ASSIGNMENT:
Your task is to write out all of the records once more, exactly.

Stored entries:
▼

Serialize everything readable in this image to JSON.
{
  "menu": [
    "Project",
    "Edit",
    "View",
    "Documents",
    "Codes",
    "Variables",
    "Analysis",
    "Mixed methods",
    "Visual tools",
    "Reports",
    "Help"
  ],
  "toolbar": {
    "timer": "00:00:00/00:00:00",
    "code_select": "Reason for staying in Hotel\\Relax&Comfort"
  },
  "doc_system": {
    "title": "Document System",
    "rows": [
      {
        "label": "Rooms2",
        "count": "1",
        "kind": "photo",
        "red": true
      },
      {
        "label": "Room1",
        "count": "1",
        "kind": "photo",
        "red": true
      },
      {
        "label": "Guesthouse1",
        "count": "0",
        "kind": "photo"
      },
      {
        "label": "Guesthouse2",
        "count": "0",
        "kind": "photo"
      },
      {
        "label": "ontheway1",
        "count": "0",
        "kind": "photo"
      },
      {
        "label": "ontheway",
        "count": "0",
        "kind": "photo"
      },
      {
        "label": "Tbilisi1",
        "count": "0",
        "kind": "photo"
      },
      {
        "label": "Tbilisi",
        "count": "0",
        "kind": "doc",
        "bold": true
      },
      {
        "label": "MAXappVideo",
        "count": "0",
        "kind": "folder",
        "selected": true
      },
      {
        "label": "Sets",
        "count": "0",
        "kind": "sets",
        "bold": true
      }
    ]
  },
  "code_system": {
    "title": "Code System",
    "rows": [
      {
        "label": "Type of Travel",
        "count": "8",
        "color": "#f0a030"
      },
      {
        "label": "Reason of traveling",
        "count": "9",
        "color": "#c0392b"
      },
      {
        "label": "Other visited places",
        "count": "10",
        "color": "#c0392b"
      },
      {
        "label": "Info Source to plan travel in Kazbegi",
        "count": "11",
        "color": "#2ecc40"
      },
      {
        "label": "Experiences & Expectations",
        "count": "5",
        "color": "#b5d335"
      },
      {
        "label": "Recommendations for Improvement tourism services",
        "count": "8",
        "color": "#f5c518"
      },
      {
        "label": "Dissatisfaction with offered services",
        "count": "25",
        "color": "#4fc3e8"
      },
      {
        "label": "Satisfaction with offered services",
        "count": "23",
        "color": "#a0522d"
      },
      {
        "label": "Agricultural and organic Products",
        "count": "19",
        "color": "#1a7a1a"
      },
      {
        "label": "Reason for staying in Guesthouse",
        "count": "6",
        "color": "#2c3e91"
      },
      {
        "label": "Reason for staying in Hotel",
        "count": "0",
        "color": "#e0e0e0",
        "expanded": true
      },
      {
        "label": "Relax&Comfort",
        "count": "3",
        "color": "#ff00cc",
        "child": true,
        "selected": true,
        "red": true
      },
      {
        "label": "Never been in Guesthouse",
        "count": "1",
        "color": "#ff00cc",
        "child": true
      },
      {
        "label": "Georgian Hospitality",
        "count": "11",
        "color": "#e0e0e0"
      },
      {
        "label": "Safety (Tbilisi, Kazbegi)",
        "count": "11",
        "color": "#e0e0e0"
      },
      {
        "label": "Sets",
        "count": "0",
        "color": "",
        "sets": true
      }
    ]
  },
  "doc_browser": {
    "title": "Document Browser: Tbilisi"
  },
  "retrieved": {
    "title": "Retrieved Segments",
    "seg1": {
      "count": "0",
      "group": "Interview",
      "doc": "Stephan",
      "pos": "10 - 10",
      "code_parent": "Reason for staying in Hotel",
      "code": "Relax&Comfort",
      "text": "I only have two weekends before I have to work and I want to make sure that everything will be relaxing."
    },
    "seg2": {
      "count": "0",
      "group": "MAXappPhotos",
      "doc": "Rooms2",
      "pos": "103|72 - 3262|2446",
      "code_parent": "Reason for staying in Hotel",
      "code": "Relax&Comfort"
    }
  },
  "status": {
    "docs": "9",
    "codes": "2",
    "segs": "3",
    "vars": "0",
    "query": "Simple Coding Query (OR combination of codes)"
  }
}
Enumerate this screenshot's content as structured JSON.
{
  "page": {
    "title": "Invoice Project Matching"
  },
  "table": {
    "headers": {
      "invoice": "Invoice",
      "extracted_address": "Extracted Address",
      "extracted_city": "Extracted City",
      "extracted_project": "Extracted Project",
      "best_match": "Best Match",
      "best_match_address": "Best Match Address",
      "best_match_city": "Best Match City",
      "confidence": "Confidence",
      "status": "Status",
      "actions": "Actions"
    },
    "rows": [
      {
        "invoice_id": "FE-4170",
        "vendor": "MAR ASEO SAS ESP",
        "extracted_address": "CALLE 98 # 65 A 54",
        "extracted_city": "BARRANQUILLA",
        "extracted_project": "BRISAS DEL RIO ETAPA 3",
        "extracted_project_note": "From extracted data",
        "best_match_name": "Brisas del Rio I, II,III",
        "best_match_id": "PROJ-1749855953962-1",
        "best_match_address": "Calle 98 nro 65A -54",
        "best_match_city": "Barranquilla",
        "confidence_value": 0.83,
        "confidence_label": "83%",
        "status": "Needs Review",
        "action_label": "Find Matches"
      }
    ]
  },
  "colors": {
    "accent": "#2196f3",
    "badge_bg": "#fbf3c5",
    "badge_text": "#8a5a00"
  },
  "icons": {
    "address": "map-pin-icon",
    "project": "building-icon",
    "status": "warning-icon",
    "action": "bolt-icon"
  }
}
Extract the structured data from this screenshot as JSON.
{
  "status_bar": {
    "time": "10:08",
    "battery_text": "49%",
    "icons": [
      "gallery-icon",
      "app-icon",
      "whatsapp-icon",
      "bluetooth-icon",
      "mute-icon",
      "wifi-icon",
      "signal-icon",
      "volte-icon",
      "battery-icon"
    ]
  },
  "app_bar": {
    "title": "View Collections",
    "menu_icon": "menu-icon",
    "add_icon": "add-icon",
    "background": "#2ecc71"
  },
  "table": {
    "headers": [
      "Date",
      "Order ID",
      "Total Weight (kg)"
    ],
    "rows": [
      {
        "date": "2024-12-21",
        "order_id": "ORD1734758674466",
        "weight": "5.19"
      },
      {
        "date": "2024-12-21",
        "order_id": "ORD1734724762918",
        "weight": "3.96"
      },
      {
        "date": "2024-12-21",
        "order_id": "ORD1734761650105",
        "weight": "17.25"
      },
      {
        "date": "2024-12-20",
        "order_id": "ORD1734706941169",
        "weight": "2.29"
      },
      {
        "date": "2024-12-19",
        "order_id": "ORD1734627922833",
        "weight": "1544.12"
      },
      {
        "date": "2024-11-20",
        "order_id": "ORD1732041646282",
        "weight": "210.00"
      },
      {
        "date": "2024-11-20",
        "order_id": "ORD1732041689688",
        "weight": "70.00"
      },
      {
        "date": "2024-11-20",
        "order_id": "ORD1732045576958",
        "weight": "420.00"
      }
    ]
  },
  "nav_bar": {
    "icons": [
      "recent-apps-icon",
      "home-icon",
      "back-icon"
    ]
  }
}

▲

EXERCISE SOLUTION:
Serialize everything readable in this image to JSON.
{
  "menu": [
    "Project",
    "Edit",
    "View",
    "Documents",
    "Codes",
    "Variables",
    "Analysis",
    "Mixed methods",
    "Visual tools",
    "Reports",
    "Help"
  ],
  "toolbar": {
    "timer": "00:00:00/00:00:00",
    "code_select": "Reason for staying in Hotel\\Relax&Comfort"
  },
  "doc_system": {
    "title": "Document System",
    "rows": [
      {
        "label": "Rooms2",
        "count": "1",
        "kind": "photo",
        "red": true
      },
      {
        "label": "Room1",
        "count": "1",
        "kind": "photo",
        "red": true
      },
      {
        "label": "Guesthouse1",
        "count": "0",
        "kind": "photo"
      },
      {
        "label": "Guesthouse2",
        "count": "0",
        "kind": "photo"
      },
      {
        "label": "ontheway1",
        "count": "0",
        "kind": "photo"
      },
      {
        "label": "ontheway",
        "count": "0",
        "kind": "photo"
      },
      {
        "label": "Tbilisi1",
        "count": "0",
        "kind": "photo"
      },
      {
        "label": "Tbilisi",
        "count": "0",
        "kind": "doc",
        "bold": true
      },
      {
        "label": "MAXappVideo",
        "count": "0",
        "kind": "folder",
        "selected": true
      },
      {
        "label": "Sets",
        "count": "0",
        "kind": "sets",
        "bold": true
      }
    ]
  },
  "code_system": {
    "title": "Code System",
    "rows": [
      {
        "label": "Type of Travel",
        "count": "8",
        "color": "#f0a030"
      },
      {
        "label": "Reason of traveling",
        "count": "9",
        "color": "#c0392b"
      },
      {
        "label": "Other visited places",
        "count": "10",
        "color": "#c0392b"
      },
      {
        "label": "Info Source to plan travel in Kazbegi",
        "count": "11",
        "color": "#2ecc40"
      },
      {
        "label": "Experiences & Expectations",
        "count": "5",
        "color": "#b5d335"
      },
      {
        "label": "Recommendations for Improvement tourism services",
        "count": "8",
        "color": "#f5c518"
      },
      {
        "label": "Dissatisfaction with offered services",
        "count": "25",
        "color": "#4fc3e8"
      },
      {
        "label": "Satisfaction with offered services",
        "count": "23",
        "color": "#a0522d"
      },
      {
        "label": "Agricultural and organic Products",
        "count": "19",
        "color": "#1a7a1a"
      },
      {
        "label": "Reason for staying in Guesthouse",
        "count": "6",
        "color": "#2c3e91"
      },
      {
        "label": "Reason for staying in Hotel",
        "count": "0",
        "color": "#e0e0e0",
        "expanded": true
      },
      {
        "label": "Relax&Comfort",
        "count": "3",
        "color": "#ff00cc",
        "child": true,
        "selected": true,
        "red": true
      },
      {
        "label": "Never been in Guesthouse",
        "count": "1",
        "color": "#ff00cc",
        "child": true
      },
      {
        "label": "Georgian Hospitality",
        "count": "11",
        "color": "#e0e0e0"
      },
      {
        "label": "Safety (Tbilisi, Kazbegi)",
        "count": "11",
        "color": "#e0e0e0"
      },
      {
        "label": "Sets",
        "count": "0",
        "color": "",
        "sets": true
      }
    ]
  },
  "doc_browser": {
    "title": "Document Browser: Tbilisi"
  },
  "retrieved": {
    "title": "Retrieved Segments",
    "seg1": {
      "count": "0",
      "group": "Interview",
      "doc": "Stephan",
      "pos": "10 - 10",
      "code_parent": "Reason for staying in Hotel",
      "code": "Relax&Comfort",
      "text": "I only have two weekends before I have to work and I want to make sure that everything will be relaxing."
    },
    "seg2": {
      "count": "0",
      "group": "MAXappPhotos",
      "doc": "Rooms2",
      "pos": "103|72 - 3262|2446",
      "code_parent": "Reason for staying in Hotel",
      "code": "Relax&Comfort"
    }
  },
  "status": {
    "docs": "9",
    "codes": "2",
    "segs": "3",
    "vars": "0",
    "query": "Simple Coding Query (OR combination of codes)"
  }
}
Enumerate this screenshot's content as structured JSON.
{
  "page": {
    "title": "Invoice Project Matching"
  },
  "table": {
    "headers": {
      "invoice": "Invoice",
      "extracted_address": "Extracted Address",
      "extracted_city": "Extracted City",
      "extracted_project": "Extracted Project",
      "best_match": "Best Match",
      "best_match_address": "Best Match Address",
      "best_match_city": "Best Match City",
      "confidence": "Confidence",
      "status": "Status",
      "actions": "Actions"
    },
    "rows": [
      {
        "invoice_id": "FE-4170",
        "vendor": "MAR ASEO SAS ESP",
        "extracted_address": "CALLE 98 # 65 A 54",
        "extracted_city": "BARRANQUILLA",
        "extracted_project": "BRISAS DEL RIO ETAPA 3",
        "extracted_project_note": "From extracted data",
        "best_match_name": "Brisas del Rio I, II,III",
        "best_match_id": "PROJ-1749855953962-1",
        "best_match_address": "Calle 98 nro 65A -54",
        "best_match_city": "Barranquilla",
        "confidence_value": 0.83,
        "confidence_label": "83%",
        "status": "Needs Review",
        "action_label": "Find Matches"
      }
    ]
  },
  "colors": {
    "accent": "#2196f3",
    "badge_bg": "#fbf3c5",
    "badge_text": "#8a5a00"
  },
  "icons": {
    "address": "map-pin-icon",
    "project": "building-icon",
    "status": "warning-icon",
    "action": "bolt-icon"
  }
}
Extract the structured data from this screenshot as JSON.
{
  "status_bar": {
    "time": "10:08",
    "battery_text": "49%",
    "icons": [
      "gallery-icon",
      "app-icon",
      "whatsapp-icon",
      "bluetooth-icon",
      "mute-icon",
      "wifi-icon",
      "signal-icon",
      "volte-icon",
      "battery-icon"
    ]
  },
  "app_bar": {
    "title": "View Collections",
    "menu_icon": "menu-icon",
    "add_icon": "add-icon",
    "background": "#2ecc71"
  },
  "table": {
    "headers": [
      "Date",
      "Order ID",
      "Total Weight (kg)"
    ],
    "rows": [
      {
        "date": "2024-12-21",
        "order_id": "ORD1734758674466",
        "weight": "5.19"
      },
      {
        "date": "2024-12-21",
        "order_id": "ORD1734724762918",
        "weight": "3.96"
      },
      {
        "date": "2024-12-21",
        "order_id": "ORD1734761650105",
        "weight": "17.25"
      },
      {
        "date": "2024-12-20",
        "order_id": "ORD1734706941169",
        "weight": "2.29"
      },
      {
        "date": "2024-12-19",
        "order_id": "ORD1734627922833",
        "weight": "1544.12"
      },
      {
        "date": "2024-11-20",
        "order_id": "ORD1732041646282",
        "weight": "210.00"
      },
      {
        "date": "2024-11-20",
        "order_id": "ORD1732041689688",
        "weight": "70.00"
      },
      {
        "date": "2024-11-20",
        "order_id": "ORD1732045576958",
        "weight": "420.00"
      }
    ]
  },
  "nav_bar": {
    "icons": [
      "recent-apps-icon",
      "home-icon",
      "back-icon"
    ]
  }
}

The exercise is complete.